Imagine a small farming community living within a commons alongside a river. Money doesn’t exist in this community. Each person farms, hunts, raises cattle, bakes bread or does whatever to survive. They survive because whatever they make, they barter for other goods or services that they need.
I see the Web today as part of this vision in that each of us is providing something that benefits others. The only problem is that bartering for goods or services just doesn’t cut it in the real world today because while it is possible to barter online to a degree today, you can only go so far. At some point if you want your online work and creativity to sustain you, you need money coming from somewhere to help pay for your offline expenses (i.e. rent, food, clothing, etc). Here’s a quick example of what I mean.
YouTube is an extremely popular service. When using it, you are bartering with YouTube. You are providing interesting content on it in exchange for pretty much unlimited bandwidth and storage (i.e. hosting multiple movies). If you had to pay a hosting provider for this storage and bandwidth, you’d be spending a substantial amount of money to do this, especially if your content was extremely popular and accessed by millions. Therefore by utilizing YouTube, you are trading your interesting content in exchange for their storage and bandwidth.
YouTube isn’t the only one doing this though of course. There are lots of other services who’ve done it in the past. Back when I used to play id’s Quake a long time ago, PlanetQuake followed this same principle. They’d give you free storage and bandwidth, as long as you create a site within their network that provided interesting content. Google’s rumoured vision of the future, with unlimited bandwidth and storage to everyone, follows this same idea as well. Yet again, one critical piece of this vision is missing. While it shows that money isn’t needed to create and host content in the the online world, money is still definitely needed in our offline world (i.e. again to pay for food, clothing, shelter, etc).
Right now, I only see two ways to achieve this sustainability without ads. One approach is similar to Chris Locke’s Gonzo Marketing, where you get a patron (not a sponsor) to help fund your endeavors. The other approach is opening a tipping jar, similar to Andrew Sullivan’s tip jar, with the idea that instead of being forced to pay for something that you may not be fully aware of it’s content, it is instead hoped that you will reward the person instead by giving them a small amount of funds for their great content that you’ve already seen and recognized as such. Both approaches maintain the important ideals of the Web with regards to having open and accessible content that is available to read by anyone.

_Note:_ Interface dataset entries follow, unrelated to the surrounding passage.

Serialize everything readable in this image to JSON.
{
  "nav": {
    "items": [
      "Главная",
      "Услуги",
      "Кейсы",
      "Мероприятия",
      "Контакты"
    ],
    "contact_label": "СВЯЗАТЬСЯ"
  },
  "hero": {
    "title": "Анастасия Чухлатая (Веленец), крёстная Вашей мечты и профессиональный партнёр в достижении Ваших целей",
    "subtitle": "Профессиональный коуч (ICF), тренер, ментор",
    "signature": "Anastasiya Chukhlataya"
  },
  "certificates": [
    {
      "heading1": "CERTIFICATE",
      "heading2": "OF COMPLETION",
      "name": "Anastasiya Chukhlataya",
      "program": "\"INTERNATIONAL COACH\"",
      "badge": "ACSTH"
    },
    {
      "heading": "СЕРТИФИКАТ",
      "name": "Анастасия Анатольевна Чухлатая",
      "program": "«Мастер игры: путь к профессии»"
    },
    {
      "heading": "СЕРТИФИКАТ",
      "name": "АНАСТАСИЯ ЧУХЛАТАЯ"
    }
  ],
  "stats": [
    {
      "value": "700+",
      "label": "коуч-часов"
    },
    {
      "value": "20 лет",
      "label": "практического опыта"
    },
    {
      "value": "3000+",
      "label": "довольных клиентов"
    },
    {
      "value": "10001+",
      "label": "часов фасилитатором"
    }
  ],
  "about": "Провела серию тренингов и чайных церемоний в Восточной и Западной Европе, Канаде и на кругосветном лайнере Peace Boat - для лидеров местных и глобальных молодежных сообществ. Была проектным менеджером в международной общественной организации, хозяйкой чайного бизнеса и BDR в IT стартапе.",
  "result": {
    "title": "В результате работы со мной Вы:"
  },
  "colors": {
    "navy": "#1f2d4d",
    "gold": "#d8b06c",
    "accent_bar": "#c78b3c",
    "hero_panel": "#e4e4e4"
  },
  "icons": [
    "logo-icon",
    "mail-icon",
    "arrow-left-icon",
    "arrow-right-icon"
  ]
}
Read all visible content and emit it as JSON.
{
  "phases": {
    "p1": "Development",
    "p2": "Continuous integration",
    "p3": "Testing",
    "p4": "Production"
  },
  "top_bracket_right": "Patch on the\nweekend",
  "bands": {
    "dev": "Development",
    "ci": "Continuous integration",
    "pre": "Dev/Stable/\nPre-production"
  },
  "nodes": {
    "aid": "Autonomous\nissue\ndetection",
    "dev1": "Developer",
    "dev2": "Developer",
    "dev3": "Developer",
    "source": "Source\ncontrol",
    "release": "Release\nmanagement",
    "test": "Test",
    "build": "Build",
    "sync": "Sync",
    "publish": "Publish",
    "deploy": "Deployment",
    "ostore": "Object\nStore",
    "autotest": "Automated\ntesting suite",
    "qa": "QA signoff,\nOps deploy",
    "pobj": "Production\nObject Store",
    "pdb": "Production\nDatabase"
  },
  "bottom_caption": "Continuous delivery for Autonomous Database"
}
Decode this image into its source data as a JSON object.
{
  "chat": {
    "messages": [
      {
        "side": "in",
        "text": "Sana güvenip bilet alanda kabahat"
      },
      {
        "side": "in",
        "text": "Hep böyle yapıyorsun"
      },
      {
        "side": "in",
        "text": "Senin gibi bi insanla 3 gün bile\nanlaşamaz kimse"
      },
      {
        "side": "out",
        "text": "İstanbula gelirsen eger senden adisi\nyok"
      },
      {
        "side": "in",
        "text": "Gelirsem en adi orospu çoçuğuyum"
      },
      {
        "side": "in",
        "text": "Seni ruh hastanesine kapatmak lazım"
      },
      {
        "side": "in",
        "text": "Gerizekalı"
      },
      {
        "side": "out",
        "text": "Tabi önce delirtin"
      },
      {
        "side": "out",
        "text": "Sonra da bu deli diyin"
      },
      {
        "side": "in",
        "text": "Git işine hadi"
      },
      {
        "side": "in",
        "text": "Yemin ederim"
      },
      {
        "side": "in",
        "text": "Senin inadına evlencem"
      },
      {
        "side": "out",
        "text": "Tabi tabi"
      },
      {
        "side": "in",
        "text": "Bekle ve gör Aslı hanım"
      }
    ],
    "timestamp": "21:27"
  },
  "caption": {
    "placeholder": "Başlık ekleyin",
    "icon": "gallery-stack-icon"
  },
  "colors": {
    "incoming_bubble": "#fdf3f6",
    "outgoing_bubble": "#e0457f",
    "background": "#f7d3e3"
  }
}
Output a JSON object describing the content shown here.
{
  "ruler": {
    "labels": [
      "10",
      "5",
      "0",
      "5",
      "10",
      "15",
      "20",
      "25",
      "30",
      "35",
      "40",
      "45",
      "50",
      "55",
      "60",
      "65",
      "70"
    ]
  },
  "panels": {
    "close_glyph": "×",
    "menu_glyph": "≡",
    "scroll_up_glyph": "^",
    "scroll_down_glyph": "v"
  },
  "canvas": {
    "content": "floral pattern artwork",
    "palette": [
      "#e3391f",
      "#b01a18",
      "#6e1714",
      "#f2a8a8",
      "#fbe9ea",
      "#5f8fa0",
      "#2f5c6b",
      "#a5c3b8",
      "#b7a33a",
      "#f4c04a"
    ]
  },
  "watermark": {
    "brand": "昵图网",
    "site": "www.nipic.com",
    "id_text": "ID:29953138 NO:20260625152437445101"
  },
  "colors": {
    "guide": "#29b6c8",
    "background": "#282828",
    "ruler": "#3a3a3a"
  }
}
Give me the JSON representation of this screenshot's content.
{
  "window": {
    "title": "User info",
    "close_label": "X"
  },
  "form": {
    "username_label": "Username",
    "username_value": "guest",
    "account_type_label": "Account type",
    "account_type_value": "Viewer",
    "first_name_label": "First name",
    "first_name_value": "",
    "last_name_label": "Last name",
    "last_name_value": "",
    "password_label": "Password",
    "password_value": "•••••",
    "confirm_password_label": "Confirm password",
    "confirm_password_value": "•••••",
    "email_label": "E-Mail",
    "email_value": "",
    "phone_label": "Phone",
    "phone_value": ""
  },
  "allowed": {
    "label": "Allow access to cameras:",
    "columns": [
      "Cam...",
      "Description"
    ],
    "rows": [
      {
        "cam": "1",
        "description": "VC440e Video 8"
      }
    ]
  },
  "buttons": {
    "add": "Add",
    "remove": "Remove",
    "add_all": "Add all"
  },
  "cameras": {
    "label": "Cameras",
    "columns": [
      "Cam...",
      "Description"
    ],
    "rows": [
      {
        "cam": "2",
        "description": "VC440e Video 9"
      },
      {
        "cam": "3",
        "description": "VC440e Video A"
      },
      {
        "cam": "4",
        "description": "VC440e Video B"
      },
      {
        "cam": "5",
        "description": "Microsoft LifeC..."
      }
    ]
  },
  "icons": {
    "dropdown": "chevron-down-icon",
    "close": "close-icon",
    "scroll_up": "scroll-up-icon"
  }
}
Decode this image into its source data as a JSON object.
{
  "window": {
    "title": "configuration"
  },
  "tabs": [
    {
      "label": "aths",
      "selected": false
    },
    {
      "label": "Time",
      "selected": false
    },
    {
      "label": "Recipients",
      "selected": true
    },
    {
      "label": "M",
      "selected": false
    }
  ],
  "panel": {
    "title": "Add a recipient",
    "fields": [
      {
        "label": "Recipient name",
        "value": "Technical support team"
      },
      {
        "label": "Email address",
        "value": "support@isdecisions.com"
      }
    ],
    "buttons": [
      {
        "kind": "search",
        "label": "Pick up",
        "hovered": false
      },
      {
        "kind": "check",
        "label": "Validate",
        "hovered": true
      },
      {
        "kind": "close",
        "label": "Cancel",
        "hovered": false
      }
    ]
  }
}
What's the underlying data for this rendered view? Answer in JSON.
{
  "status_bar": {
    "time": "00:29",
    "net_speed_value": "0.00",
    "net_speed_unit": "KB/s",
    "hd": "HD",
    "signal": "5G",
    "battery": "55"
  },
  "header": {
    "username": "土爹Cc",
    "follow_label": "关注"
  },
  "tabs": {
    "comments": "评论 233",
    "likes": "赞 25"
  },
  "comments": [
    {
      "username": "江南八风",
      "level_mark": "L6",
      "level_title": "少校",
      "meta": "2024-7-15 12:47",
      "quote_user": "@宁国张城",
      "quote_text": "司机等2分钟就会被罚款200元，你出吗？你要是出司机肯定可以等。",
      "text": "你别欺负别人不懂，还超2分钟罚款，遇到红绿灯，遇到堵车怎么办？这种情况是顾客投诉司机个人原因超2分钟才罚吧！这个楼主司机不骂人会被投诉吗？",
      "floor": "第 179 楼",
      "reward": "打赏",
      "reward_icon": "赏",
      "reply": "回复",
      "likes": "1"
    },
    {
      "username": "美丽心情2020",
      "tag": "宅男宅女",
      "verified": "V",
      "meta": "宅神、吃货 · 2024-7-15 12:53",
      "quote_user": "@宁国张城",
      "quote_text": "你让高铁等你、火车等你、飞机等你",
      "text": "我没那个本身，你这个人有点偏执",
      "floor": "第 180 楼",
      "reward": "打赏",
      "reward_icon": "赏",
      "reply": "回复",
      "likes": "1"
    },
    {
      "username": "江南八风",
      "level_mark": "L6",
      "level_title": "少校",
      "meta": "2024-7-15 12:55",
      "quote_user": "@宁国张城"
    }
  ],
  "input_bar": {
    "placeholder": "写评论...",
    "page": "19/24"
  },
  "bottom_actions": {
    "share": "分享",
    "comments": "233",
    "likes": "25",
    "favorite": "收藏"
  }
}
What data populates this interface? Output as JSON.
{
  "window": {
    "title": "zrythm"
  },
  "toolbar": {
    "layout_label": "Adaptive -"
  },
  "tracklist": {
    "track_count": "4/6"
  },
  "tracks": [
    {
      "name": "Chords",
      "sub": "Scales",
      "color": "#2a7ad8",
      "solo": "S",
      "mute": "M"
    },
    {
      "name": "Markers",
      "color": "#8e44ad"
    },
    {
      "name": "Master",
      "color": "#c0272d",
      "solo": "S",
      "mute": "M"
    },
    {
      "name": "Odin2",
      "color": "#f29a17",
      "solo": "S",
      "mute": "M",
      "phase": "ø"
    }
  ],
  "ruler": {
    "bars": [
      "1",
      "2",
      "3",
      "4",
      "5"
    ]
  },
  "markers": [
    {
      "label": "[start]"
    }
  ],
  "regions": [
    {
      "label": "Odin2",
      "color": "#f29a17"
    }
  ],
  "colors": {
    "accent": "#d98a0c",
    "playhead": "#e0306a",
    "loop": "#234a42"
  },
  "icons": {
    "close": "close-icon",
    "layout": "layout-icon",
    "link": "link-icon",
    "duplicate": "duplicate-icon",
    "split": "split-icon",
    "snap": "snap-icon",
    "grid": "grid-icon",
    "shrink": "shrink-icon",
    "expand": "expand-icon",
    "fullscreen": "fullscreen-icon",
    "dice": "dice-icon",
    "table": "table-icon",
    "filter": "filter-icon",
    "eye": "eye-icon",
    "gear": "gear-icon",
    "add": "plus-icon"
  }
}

It is an interesting approach to things, giving freely as a reward instead of being forced to pay for this online content. Yet I don’t think people are ready to accept such a radical paradigm shift. Mainly because we are so ingrained in our ways. To stop that big massive wheel of payments and instead turn it back on itself and change it to giving as a reward is still too radical a step for people to take right now. People are just used to not paying for something unless they absolutely have to do so.
It is kind of sad though. I mean imagine if you took $20/month (the price of two or three magazines) and decided to give it to those people online that you truly appreciated and valued their content. I wonder what would happen if a large enough percentage of people started doing this (i.e. achieving a tipping point)? Would anything change? And more importantly would people be able to support themselves? Of course for this reward model to work, the money has to keep flowing. So if one popular site received lots of funds in reward for their great content, they in turn would have to give to those other sites in reward for their help in recommending and drive traffic to them. If anyone breaks the flow though (i.e. hordes their funds and stops giving) then it would break the flow.
Thus as noted earlier, the only way for this to be realized would be if a substantial number of people did it (i.e. achieved a tipping point). Again, I just don’t think people’s mindset are ready for this kind of reward / giving approach yet.